But the inquiry is quietly scathing. “The judgments about the severity of the threat posed by Iraq’s weapons of mass destruction were presented with a certainty that was not justified,” it said.
The current leader of the Labour Party, Jeremy Corbyn, has called the war illegal.
The verdict of the inquiry into the planning and conduct of British military involvement in Iraq was withering, rejecting Mr. Blair’s contention that the difficulties encountered after the invasion could not have been foreseen.
“We do not agree that hindsight is required,” Mr. Chilcot said. “The risks of internal strife in Iraq, active Iranian pursuit of its interests, regional instability and Al Qaeda activity in Iraq were each explicitly identified before the invasion.”
Over all, Mr. Chilcot continued, “the government’s preparations failed to take account of the magnitude of the task of stabilizing, administering and reconstructing Iraq, and of the responsibilities which were likely to fall to the U.K.”
With the military also conducting operations in Afghanistan, resources were stretched, having an impact on the availability of helicopters and surveillance equipment.
Britain’s Defense Ministry was slow to respond to the threat from improvised explosive devices, and there were unacceptable delays in providing properly protected patrol vehicles, the report said.
By 2007, the British were forced to do deals with militia in the southern city of Basra, releasing detainees in exchange for an end to targeting of its forces.
“It was humiliating that the U.K. reached a position in which an agreement with a militia group which had been actively targeting U.K. forces was considered the best option available,” Mr. Chilcot said.
Mr. Blair is blamed directly for many failings. “Despite concerns about the state of U.S. planning, he did not make an agreement on a satisfactory post-conflict plan a condition of U.K. participation in military action,” the document said. “The U.K. was fully implicated” in the decisions of the postwar Coalition Provisional Authority, “but struggled to have a decisive effect on its policies.”
The cabinet did not discuss military options or their implications.
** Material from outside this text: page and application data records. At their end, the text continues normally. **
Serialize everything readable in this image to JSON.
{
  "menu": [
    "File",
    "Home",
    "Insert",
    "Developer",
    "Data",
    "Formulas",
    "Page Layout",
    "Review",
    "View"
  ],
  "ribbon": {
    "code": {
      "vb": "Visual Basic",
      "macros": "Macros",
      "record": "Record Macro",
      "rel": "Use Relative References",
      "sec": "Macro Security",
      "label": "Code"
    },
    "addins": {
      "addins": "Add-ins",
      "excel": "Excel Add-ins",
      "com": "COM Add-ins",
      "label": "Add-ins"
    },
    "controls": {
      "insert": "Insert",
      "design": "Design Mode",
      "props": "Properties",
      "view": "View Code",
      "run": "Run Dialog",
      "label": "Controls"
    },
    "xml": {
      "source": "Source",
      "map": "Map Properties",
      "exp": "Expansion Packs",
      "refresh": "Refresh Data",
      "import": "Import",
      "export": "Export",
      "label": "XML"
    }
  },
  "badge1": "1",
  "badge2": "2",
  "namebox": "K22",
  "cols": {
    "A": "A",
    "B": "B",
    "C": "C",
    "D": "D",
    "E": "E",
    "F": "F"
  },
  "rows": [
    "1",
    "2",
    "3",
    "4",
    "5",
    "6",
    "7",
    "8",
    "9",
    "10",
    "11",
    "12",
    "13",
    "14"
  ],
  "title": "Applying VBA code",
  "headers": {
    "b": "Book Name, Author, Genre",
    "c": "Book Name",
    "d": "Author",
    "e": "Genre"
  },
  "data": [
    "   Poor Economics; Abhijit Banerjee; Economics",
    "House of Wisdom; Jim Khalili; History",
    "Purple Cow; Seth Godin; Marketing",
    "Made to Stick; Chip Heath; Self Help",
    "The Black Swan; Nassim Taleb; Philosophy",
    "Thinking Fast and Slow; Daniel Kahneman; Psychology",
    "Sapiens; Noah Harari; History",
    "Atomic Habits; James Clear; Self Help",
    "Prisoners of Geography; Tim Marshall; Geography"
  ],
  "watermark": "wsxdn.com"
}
At the same time, a laudable, “can do” attitude among the military meant that “at times in Iraq, the bearers of bad tidings were not heard.”
The war killed about 200 Britons, including 179 British troops, almost 4,500 American personnel and more than 100,000 Iraqis.
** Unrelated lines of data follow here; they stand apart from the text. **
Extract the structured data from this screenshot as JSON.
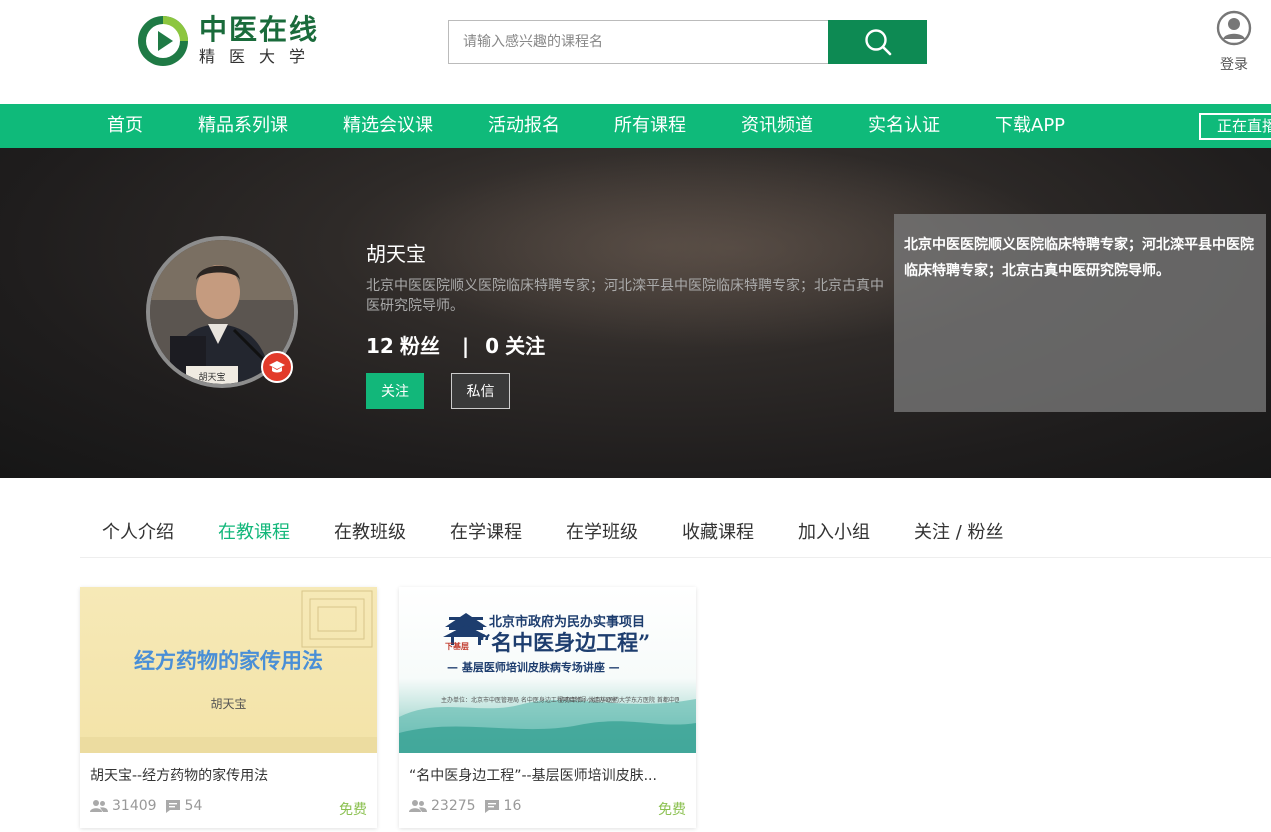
{
  "brand": {
    "title": "中医在线",
    "subtitle": "精医大学"
  },
  "search": {
    "placeholder": "请输入感兴趣的课程名"
  },
  "login": {
    "label": "登录"
  },
  "nav": {
    "items": [
      "首页",
      "精品系列课",
      "精选会议课",
      "活动报名",
      "所有课程",
      "资讯频道",
      "实名认证",
      "下载APP"
    ],
    "live": "正在直播"
  },
  "profile": {
    "name": "胡天宝",
    "description": "北京中医医院顺义医院临床特聘专家；河北滦平县中医院临床特聘专家；北京古真中医研究院导师。",
    "fans_count": "12",
    "fans_label": "粉丝",
    "separator": "|",
    "follow_count": "0",
    "follow_label": "关注",
    "follow_button": "关注",
    "message_button": "私信",
    "tooltip": "北京中医医院顺义医院临床特聘专家；河北滦平县中医院临床特聘专家；北京古真中医研究院导师。",
    "avatar_caption": "胡天宝"
  },
  "tabs": [
    {
      "label": "个人介绍",
      "active": false
    },
    {
      "label": "在教课程",
      "active": true
    },
    {
      "label": "在教班级",
      "active": false
    },
    {
      "label": "在学课程",
      "active": false
    },
    {
      "label": "在学班级",
      "active": false
    },
    {
      "label": "收藏课程",
      "active": false
    },
    {
      "label": "加入小组",
      "active": false
    },
    {
      "label": "关注 / 粉丝",
      "active": false
    }
  ],
  "courses": [
    {
      "title": "胡天宝--经方药物的家传用法",
      "thumb_title": "经方药物的家传用法",
      "thumb_author": "胡天宝",
      "students": "31409",
      "comments": "54",
      "price": "免费"
    },
    {
      "title": "“名中医身边工程”--基层医师培训皮肤...",
      "thumb_line1": "北京市政府为民办实事项目",
      "thumb_line2": "“名中医身边工程”",
      "thumb_line3": "— 基层医师培训皮肤病专场讲座 —",
      "thumb_seal": "下基层",
      "thumb_organizer": "主办单位：北京市中医管理局 名中医身边工程项目领导小组办公室",
      "thumb_host": "协办单位：北京中医药大学东方医院 首都中医青年中医培养工作委员会",
      "students": "23275",
      "comments": "16",
      "price": "免费"
    }
  ],
  "colors": {
    "brand_green": "#0fba7a",
    "search_green": "#0d8a53",
    "free_green": "#8cc152",
    "badge_red": "#e23a2a"
  }
}
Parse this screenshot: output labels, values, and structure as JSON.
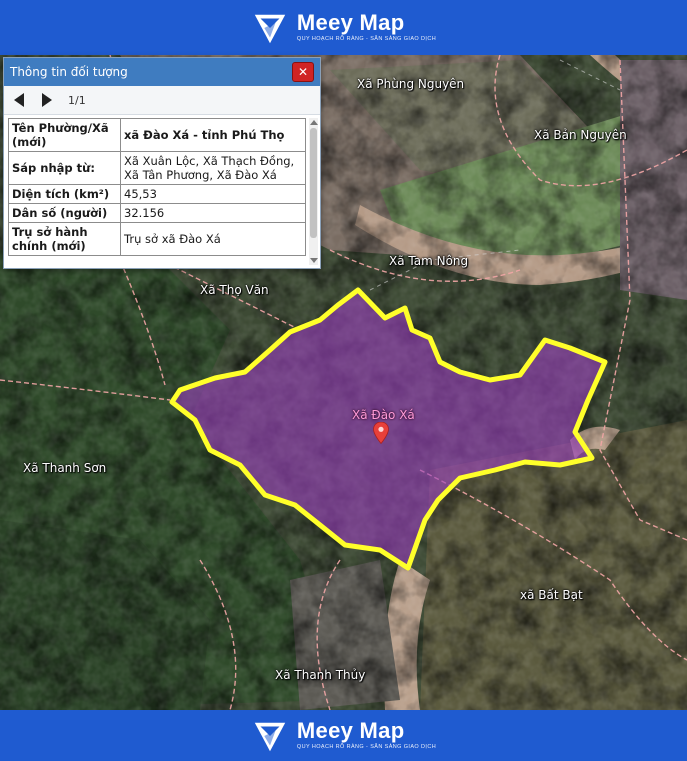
{
  "brand": {
    "name": "Meey Map",
    "tagline": "QUY HOẠCH RÕ RÀNG - SẴN SÀNG GIAO DỊCH"
  },
  "panel": {
    "title": "Thông tin đối tượng",
    "close": "✕",
    "pagination": "1/1",
    "rows": [
      {
        "key": "Tên Phường/Xã (mới)",
        "value": "xã Đào Xá - tỉnh Phú Thọ"
      },
      {
        "key": "Sáp nhập từ:",
        "value": "Xã Xuân Lộc, Xã Thạch Đồng, Xã Tân Phương, Xã Đào Xá"
      },
      {
        "key": "Diện tích (km²)",
        "value": "45,53"
      },
      {
        "key": "Dân số (người)",
        "value": "32.156"
      },
      {
        "key": "Trụ sở hành chính (mới)",
        "value": "Trụ sở xã Đào Xá"
      }
    ]
  },
  "map": {
    "labels": {
      "phung_nguyen": "Xã Phùng Nguyên",
      "ban_nguyen": "Xã Bản Nguyên",
      "tam_nong": "Xã Tam Nông",
      "tho_van": "Xã Thọ Văn",
      "thanh_son": "Xã Thanh Sơn",
      "dao_xa": "Xã Đào Xá",
      "bat_bat": "xã Bất Bạt",
      "thanh_thuy": "Xã Thanh Thủy"
    },
    "highlight_color": "#ffff2a",
    "fill_color": "#9b3fc0"
  }
}
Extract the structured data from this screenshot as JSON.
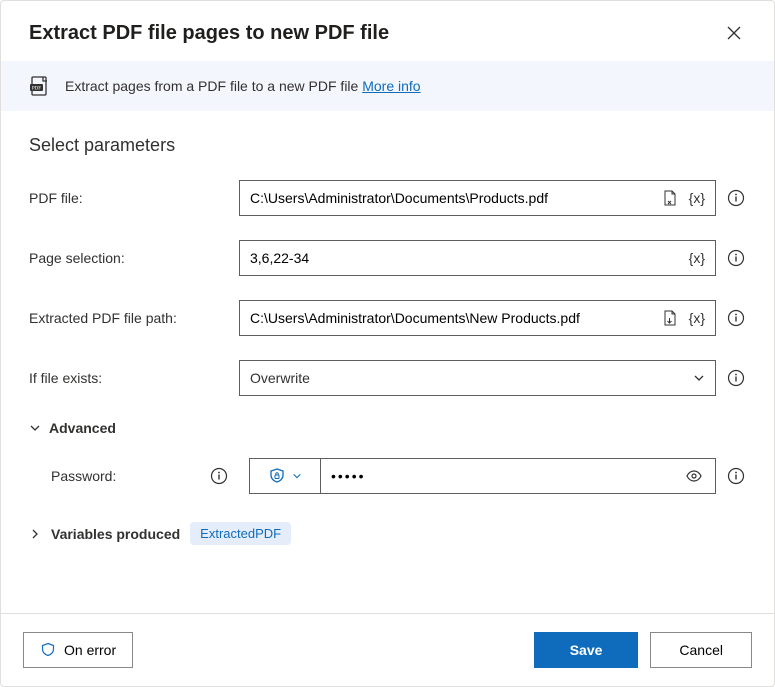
{
  "header": {
    "title": "Extract PDF file pages to new PDF file"
  },
  "infobar": {
    "text": "Extract pages from a PDF file to a new PDF file ",
    "link_label": "More info"
  },
  "section_title": "Select parameters",
  "fields": {
    "pdf_file": {
      "label": "PDF file:",
      "value": "C:\\Users\\Administrator\\Documents\\Products.pdf"
    },
    "page_selection": {
      "label": "Page selection:",
      "value": "3,6,22-34"
    },
    "extracted_path": {
      "label": "Extracted PDF file path:",
      "value": "C:\\Users\\Administrator\\Documents\\New Products.pdf"
    },
    "if_exists": {
      "label": "If file exists:",
      "selected": "Overwrite"
    }
  },
  "advanced": {
    "label": "Advanced",
    "password": {
      "label": "Password:",
      "value": "•••••"
    }
  },
  "variables": {
    "label": "Variables produced",
    "badge": "ExtractedPDF"
  },
  "footer": {
    "on_error": "On error",
    "save": "Save",
    "cancel": "Cancel"
  },
  "tokens": {
    "var_token": "{x}"
  }
}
The Iraq Inquiry held public hearings from 2009 to 2011, taking evidence from more than 150 witnesses and analyzing 150,000 documents. The release of the report was repeatedly delayed, in part by disagreements over the inclusion of classified material, including conversations between Mr. Blair and Mr. Bush, whose communications with Mr. Blair were not released by the United States, and in part because individuals set to be criticized were allowed to read drafts of the report and respond to them before a final version was written.
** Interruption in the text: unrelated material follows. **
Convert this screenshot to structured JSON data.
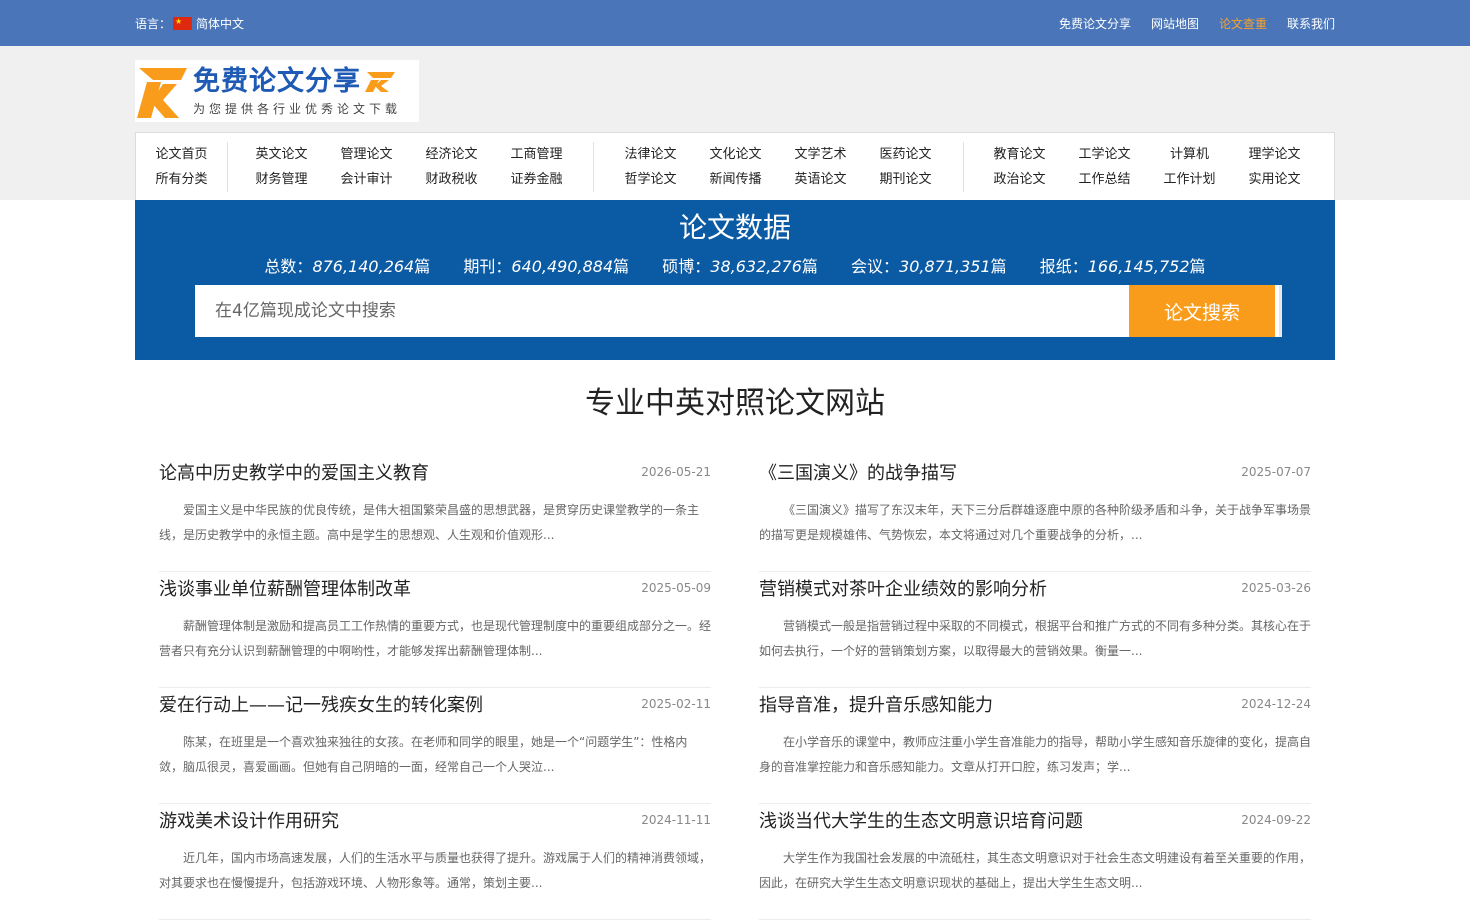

Sarah Helm, the wife of Mr. Blair’s then chief of staff, Jonathan Powell,wrote on Monday about a Blair-Bush phone conversation she overheard in early March 2003, about which she took notes. In a discussion about a second Security Council resolution, Mr. Bush was described as jokey and bluff, praising Mr. Blair for his “true courage,” while Mr. Blair emphasized that “we’ve got to make people understand we are not going to war because we want to but because there is no alternative.”
Mr. Bush said: “You know, Tony, the American people will never forget what you are doing. And people say to me, you know, is Prime Minister Blair really with you all the way? Do you have faith in him? And I say: ‘Yes, because I recognize leadership when I see it. And true courage. He won’t let us down.’ ”
Mr. Blair laughed, unsure, Ms. Helm recounted, then said, “Well, it might be my epitaph.”